Family law is an area in which issues of race and gender intersect. I have always been interested in issues involving race, but attention to gender issues came after I entered the legal profession and understood the impact of gender on women’s professional opportunities. I began to think more deeply about the similarities and differences between issues of race and gender in people’s professional and private lives.
What are the most notable changes you have seen in this area of law in the past 25 years?
During the mid 1980s, students seemed uncomfortable discussing same-sex marriage. It was very rare for a student to speak in favor of it. Today, the majority of students in my classes seem to support same-sex marriage – indeed, it is rare for students to express opposition to it.
Your colleagues are effusive in their praise of your support of their scholarship and careers. What do you find rewarding about mentoring?
I am clear that the opportunities I have had were the result of efforts of many people – people I knew and people I will never know. You can never really pay back those who helped open doors for you, but you can help those who come behind you and invest in people you believe will use their success in positive ways.
You’re writing a book about Harlem’s recent gentrification. How does the book intersect with your teaching and research?
It’s a bit of a departure from my specific focus on family law, but gentrification is a process that has a significant racial impact and an impact on families. I was born in Harlem and lived there until I left for college. I returned in 1988 to live in a cooperative established by African Americans in 1929 on the eve of the Great Depression. It survived the Depression and continues to thrive today. I believe narratives about gentrification often ignore longstanding, successful African-American institutions and minimize the threat of displacement to longstanding residents of the communities.

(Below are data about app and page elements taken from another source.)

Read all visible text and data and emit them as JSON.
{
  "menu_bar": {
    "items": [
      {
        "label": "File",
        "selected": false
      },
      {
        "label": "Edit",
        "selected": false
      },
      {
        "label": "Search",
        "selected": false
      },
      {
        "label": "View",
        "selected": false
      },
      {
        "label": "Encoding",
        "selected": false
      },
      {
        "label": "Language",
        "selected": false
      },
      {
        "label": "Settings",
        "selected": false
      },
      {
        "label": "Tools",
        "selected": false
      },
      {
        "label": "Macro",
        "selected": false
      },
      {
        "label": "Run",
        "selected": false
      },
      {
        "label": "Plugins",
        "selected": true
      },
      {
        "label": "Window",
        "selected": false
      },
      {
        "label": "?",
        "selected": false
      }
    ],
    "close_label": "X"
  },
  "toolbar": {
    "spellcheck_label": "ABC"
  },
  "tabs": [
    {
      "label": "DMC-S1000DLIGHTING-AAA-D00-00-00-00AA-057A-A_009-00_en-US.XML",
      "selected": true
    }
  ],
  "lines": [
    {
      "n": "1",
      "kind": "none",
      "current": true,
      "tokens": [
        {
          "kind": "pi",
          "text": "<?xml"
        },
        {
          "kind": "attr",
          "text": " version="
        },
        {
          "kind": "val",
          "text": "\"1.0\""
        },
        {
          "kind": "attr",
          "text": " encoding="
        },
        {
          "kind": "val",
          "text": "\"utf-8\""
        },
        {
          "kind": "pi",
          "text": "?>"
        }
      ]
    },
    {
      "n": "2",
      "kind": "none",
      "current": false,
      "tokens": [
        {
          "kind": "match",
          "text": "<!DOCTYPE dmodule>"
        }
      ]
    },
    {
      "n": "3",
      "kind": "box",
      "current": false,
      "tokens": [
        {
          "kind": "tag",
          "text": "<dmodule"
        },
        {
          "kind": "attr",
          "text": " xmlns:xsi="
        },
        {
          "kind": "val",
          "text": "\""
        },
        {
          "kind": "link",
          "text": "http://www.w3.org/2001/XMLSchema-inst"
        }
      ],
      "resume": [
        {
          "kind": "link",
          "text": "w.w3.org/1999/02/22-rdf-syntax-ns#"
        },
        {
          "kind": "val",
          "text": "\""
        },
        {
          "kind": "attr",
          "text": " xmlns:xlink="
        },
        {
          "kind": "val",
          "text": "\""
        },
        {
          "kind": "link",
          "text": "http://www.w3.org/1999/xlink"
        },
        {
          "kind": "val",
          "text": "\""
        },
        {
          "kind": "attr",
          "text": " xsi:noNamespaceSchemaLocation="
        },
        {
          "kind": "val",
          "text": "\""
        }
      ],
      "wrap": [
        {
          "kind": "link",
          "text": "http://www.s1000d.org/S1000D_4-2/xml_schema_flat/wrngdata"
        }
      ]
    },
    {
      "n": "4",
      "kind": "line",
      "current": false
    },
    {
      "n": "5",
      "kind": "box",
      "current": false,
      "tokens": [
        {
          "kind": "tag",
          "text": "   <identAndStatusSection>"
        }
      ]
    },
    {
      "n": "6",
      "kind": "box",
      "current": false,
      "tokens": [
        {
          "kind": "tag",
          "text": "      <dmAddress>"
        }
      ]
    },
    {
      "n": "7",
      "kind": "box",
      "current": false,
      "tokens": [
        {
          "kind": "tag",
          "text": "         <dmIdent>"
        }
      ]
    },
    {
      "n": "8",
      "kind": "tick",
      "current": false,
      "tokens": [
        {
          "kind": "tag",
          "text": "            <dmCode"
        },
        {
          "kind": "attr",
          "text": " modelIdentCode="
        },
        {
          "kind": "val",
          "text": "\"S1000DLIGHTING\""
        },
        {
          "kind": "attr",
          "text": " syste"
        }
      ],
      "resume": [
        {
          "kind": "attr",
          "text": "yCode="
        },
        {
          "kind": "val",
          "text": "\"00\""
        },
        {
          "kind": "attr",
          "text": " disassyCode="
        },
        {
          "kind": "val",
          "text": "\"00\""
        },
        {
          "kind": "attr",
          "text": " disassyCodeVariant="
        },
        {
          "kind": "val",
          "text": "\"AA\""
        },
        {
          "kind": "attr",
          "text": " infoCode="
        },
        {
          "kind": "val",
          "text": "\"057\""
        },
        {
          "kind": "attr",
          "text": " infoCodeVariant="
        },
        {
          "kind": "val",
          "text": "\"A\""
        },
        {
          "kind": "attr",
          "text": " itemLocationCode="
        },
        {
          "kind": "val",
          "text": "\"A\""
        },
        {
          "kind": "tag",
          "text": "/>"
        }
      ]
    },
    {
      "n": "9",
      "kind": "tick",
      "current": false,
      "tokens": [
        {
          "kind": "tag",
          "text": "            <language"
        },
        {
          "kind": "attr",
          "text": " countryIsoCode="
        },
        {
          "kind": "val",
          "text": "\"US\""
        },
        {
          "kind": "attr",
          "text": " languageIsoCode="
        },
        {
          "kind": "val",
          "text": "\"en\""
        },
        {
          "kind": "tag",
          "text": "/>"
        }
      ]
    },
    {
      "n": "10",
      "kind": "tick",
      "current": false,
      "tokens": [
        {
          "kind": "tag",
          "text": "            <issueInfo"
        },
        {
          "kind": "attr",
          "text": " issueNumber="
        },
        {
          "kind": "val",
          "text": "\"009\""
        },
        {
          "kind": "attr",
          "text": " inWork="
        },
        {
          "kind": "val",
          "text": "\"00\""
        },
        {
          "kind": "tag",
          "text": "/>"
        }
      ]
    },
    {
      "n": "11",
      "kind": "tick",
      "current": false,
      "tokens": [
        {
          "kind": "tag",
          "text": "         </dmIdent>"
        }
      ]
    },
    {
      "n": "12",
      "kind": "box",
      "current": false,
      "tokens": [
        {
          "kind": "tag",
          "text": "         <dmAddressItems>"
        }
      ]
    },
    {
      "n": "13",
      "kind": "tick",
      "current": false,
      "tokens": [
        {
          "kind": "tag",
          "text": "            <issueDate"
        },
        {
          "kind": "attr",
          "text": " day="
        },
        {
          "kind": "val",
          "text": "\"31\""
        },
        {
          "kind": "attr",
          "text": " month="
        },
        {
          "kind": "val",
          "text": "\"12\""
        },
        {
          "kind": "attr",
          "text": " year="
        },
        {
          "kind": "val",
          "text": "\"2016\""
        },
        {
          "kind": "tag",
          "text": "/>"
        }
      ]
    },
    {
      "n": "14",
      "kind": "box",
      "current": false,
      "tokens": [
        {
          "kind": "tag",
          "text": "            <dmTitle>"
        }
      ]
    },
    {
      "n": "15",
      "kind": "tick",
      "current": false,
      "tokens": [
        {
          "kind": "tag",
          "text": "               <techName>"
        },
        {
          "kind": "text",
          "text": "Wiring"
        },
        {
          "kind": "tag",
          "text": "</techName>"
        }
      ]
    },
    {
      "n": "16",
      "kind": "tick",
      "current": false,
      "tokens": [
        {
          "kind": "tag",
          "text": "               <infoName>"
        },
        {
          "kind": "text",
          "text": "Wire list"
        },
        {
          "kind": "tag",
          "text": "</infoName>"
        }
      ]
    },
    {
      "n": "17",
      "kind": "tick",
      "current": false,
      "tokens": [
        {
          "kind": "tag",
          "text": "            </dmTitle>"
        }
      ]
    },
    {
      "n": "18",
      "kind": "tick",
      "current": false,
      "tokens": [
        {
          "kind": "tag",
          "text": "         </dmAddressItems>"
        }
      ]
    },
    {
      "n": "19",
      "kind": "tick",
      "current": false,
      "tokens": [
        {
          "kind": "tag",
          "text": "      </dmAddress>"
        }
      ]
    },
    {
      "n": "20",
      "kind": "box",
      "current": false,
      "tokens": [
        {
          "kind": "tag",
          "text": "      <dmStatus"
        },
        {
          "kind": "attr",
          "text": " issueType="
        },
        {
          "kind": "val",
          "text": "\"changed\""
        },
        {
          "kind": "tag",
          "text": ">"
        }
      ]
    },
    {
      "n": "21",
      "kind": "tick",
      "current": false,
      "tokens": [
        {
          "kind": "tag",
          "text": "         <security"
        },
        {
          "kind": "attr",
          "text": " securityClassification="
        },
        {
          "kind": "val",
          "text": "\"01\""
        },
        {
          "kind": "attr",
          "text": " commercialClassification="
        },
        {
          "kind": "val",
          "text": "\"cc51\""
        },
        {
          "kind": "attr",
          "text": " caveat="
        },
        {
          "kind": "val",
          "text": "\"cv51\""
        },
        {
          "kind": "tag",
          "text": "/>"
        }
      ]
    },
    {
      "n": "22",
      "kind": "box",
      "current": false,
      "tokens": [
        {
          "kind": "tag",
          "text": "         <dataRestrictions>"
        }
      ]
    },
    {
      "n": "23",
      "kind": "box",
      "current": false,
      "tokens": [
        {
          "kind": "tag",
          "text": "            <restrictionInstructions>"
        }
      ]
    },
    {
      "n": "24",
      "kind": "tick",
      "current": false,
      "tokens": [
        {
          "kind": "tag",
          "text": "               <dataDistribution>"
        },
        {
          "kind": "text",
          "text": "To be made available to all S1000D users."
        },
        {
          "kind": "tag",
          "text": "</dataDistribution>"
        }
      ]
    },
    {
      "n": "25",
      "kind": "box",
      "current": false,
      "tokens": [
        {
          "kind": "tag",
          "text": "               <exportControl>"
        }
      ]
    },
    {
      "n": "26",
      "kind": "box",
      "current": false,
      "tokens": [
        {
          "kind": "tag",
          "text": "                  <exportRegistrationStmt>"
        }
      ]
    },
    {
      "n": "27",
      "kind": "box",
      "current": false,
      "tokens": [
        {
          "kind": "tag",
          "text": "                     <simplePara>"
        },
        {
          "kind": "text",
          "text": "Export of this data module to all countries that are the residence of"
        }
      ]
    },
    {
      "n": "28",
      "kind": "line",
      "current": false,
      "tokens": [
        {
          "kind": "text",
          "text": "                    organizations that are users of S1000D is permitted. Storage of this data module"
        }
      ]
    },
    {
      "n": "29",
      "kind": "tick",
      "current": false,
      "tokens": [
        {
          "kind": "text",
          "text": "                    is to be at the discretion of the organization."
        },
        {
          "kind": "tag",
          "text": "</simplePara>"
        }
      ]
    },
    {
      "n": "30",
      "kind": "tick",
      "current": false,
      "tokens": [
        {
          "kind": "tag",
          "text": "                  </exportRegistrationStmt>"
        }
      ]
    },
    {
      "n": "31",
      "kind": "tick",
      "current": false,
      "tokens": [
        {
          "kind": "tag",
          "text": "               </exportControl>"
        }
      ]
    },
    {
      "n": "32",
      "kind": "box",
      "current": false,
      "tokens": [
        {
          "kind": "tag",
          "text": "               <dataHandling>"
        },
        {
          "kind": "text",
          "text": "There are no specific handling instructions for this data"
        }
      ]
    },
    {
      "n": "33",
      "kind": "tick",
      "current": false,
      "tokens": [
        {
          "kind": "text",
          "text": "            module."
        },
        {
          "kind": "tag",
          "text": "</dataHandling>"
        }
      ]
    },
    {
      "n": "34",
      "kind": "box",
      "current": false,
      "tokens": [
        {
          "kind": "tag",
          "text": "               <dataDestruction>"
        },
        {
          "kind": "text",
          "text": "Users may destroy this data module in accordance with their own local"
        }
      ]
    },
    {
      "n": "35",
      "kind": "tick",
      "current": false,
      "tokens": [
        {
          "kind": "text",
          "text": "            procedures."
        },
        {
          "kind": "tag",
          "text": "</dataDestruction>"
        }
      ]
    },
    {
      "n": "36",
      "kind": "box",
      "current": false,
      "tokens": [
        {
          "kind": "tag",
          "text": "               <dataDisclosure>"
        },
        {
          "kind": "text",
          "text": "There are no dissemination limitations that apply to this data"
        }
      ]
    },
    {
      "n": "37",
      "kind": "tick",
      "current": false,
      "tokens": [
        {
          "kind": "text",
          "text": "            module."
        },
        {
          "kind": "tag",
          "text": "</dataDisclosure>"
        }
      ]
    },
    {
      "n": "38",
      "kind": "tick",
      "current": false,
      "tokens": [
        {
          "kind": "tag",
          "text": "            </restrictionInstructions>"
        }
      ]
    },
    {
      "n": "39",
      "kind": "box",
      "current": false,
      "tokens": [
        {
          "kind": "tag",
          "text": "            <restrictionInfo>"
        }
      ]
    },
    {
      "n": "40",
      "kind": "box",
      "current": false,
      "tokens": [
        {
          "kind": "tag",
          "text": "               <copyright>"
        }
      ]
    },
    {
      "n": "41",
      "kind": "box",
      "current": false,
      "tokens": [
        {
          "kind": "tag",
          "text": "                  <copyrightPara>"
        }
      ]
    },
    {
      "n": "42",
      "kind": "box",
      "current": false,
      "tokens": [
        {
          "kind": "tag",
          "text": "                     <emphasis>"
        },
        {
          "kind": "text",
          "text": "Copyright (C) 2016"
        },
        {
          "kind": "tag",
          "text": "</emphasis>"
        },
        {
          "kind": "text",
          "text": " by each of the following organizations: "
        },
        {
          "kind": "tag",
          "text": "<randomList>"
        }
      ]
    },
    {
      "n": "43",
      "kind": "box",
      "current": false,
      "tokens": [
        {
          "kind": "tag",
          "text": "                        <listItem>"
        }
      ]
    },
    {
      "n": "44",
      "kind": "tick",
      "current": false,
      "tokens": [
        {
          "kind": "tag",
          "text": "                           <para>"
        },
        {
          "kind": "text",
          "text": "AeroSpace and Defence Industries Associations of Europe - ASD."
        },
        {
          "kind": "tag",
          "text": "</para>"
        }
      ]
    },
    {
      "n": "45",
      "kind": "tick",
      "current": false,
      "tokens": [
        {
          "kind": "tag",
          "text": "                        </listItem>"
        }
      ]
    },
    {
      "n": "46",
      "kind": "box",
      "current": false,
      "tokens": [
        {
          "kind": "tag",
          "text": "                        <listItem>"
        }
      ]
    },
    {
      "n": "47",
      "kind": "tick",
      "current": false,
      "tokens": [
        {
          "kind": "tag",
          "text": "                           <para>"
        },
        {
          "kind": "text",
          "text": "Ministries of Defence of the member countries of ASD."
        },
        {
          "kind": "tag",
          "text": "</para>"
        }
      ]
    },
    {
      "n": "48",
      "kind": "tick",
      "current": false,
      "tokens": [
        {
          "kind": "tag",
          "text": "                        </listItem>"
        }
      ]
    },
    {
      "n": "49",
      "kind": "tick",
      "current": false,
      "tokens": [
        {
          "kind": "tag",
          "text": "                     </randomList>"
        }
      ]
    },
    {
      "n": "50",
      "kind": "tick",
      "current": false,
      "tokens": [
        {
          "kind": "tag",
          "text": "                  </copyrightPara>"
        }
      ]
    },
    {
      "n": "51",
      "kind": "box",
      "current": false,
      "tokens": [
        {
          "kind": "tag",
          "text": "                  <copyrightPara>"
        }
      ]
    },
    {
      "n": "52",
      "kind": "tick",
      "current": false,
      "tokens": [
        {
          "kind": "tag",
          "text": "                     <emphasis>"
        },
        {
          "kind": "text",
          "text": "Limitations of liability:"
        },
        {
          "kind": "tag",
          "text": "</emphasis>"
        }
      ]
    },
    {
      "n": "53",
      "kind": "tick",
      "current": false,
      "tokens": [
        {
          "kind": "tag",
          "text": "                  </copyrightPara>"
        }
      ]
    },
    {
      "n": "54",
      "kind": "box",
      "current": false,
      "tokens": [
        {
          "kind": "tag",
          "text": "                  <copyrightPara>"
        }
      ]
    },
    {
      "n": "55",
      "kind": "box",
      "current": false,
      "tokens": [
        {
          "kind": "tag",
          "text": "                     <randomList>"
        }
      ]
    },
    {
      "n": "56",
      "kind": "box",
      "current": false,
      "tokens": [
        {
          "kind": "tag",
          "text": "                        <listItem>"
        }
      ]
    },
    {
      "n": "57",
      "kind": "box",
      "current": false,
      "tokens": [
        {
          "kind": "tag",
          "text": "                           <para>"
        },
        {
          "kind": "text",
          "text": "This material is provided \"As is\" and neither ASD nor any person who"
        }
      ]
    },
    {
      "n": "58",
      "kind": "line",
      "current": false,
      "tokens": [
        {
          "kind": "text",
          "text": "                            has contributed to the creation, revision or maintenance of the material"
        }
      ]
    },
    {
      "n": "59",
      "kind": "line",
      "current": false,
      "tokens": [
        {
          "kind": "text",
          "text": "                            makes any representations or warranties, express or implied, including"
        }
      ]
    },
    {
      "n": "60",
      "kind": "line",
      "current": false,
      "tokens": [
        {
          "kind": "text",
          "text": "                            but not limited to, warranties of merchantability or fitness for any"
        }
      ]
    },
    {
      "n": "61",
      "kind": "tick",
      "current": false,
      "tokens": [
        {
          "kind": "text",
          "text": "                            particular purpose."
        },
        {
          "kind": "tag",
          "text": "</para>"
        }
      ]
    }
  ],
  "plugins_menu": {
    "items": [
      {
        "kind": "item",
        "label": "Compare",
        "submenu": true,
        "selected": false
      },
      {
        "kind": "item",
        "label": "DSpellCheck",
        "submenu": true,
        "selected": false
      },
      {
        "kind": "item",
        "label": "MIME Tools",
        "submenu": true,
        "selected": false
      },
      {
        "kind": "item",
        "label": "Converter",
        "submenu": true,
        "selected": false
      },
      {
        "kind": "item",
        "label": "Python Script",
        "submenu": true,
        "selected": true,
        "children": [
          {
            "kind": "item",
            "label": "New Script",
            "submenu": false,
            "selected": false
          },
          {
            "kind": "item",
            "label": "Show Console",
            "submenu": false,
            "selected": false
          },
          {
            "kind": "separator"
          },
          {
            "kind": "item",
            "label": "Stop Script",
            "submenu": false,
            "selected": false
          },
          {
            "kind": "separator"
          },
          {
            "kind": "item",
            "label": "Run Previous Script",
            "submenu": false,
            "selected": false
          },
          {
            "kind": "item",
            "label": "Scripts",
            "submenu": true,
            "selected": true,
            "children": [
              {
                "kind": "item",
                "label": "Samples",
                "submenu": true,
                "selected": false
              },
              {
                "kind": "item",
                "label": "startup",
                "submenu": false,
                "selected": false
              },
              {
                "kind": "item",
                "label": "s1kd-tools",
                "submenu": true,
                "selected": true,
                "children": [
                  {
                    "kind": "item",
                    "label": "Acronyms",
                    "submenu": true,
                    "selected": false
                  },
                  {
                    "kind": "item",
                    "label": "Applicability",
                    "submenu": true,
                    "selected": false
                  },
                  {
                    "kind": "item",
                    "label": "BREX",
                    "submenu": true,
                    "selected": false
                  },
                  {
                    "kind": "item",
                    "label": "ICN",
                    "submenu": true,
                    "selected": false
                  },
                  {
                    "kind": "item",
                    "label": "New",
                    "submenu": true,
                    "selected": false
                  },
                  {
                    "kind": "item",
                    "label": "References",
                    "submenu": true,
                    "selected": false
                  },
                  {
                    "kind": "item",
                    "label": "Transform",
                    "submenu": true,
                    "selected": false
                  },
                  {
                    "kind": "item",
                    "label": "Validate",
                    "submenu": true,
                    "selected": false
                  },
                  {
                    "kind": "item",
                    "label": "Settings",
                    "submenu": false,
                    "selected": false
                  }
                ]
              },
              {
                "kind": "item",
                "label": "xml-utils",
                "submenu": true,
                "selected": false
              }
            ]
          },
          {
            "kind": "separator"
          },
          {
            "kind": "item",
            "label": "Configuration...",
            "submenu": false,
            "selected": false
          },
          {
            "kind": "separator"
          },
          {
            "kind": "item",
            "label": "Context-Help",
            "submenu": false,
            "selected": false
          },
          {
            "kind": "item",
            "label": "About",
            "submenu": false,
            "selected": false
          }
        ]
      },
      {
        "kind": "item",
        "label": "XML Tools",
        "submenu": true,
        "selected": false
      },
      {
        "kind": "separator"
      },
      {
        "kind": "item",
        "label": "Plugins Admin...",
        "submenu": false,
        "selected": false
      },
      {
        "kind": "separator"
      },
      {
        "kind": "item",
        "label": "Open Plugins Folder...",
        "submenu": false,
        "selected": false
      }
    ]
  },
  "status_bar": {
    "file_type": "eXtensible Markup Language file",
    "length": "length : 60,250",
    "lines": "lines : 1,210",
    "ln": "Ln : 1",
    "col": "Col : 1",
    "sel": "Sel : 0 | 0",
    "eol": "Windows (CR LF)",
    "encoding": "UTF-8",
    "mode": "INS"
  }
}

My book is an effort to address both of these concerns.
What do you enjoy most about teaching law students?
I derive a particular satisfaction from teaching students in their very first semester of law school. I am able to watch the process of first-year students learning to think like lawyers. It is a wonderful thing to see.
Media Contact: Janet Donohue